A new Vatican document cautions against the dangers of highly competitive children’s sports, political and economic pressures on athletes to win “at all costs” and the unsportsmanlike or violent behaviour of fans.
The document, “Giving the Best of Yourself,” also condoned sports on Sundays as a means of bringing families and communities together in joy and celebration, but only as long as such events are not used as an excuse to miss Mass.
The document was released by the Dicastery for Laity, the Family and Life, and is the first Vatican document on sports, said Cardinal Kevin Farrell, the dicastery’s prefect.
The 52-page document highlighted the Church’s positive view of the important values inherent to sport and blew the whistle on the growing threats in the sports world, including corruption, over-commercialisation, manipulation and abuse.
While not trying to touch on every problem or concern or pinpoint one sport in particular, the document listed what it saw as four serious challenges that are the result of an obsession with success and the huge economic and political pressures put on sports and athletes: the debasement of the body, doping, corruption and the negative behaviour of spectators.
“Sports that inevitably cause serious harm to the human body cannot be ethically justified,” it said. Given the greater understanding people now have about the harmful effects of some sports on the body, particularly brain damage, all of society must put the well-being and health of the person first.
People are not machines, it said, and parents, coaches and communities must avoid objectifying players, particularly with expectations they receive medals, scholarships, wealth or break records.
“Aberrations of this kind can be seen in highly competitive children’s sports,” it said, noting an increase in pushing kids to specialise – often starting very early in life – in one sport intensively year-round, which can result in overuse injuries or eating disorders, particularly in girls’ and women’s gymnastics.
“Parents have a responsibility of showing children that they are loved for who they are, not for their successes, appearance or physical abilities,” it said.
The document drew upon talks and teachings from Popes Pius X to Francis, as well as St Thomas Aquinas, bishops’ conferences and the Congregation for the Doctrine of the Faith. It also cited contemporary experts, theologians and athletes, including David Meggyesy, former St Louis Cardinals linebacker, who detailed the dehumanising effects of American football in his book, Out of Their League.
Lastly, the document emphasised how sports must always include fun. Competition is meant to fruitfully engage and draw the best out of people, it said, not to face “an enemy who must be annihilated.”
Pope Francis, it said, invites people not only to play, but also to “challenge yourself in the game of life,” striving for what is good with courage and enthusiasm.
“Don’t settle for a mediocre ‘tie,’ give it your best, spend your life on what really matters and lasts forever,” Pope Francis said.
Full story at The Catholic Herald.
Go to Saturday vigil Mass. Still make that 8 am golf tee time. All good.
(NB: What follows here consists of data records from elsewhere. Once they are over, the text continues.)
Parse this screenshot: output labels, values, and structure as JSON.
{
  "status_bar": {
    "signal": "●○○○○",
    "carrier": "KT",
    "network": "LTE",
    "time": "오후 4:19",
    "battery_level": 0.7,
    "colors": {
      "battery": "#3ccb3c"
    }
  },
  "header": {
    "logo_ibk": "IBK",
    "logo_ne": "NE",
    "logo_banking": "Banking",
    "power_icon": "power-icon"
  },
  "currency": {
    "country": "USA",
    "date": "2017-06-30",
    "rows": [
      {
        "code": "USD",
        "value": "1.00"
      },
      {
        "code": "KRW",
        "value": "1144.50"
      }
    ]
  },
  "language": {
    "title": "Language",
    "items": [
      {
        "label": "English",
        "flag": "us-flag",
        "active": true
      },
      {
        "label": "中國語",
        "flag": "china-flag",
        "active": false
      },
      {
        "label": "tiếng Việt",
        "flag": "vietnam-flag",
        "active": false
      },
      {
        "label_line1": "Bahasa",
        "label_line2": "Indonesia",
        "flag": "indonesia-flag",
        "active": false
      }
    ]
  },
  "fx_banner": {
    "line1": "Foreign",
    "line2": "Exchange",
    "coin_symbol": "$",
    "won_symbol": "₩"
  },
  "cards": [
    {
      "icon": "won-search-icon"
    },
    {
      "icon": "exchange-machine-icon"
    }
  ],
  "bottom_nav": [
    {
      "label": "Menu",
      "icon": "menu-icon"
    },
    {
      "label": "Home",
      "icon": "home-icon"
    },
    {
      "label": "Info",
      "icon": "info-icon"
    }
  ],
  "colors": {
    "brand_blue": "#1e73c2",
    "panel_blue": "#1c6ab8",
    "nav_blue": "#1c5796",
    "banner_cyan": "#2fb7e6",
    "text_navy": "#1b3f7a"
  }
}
But the pope can’t be bothered to answer the dubia.
No mike m..it is not all good. Most parents I know , who over schedule their kids, simply do not go to Sunday Mass. They are to busy driving to sporting events Saturday AND Sunday.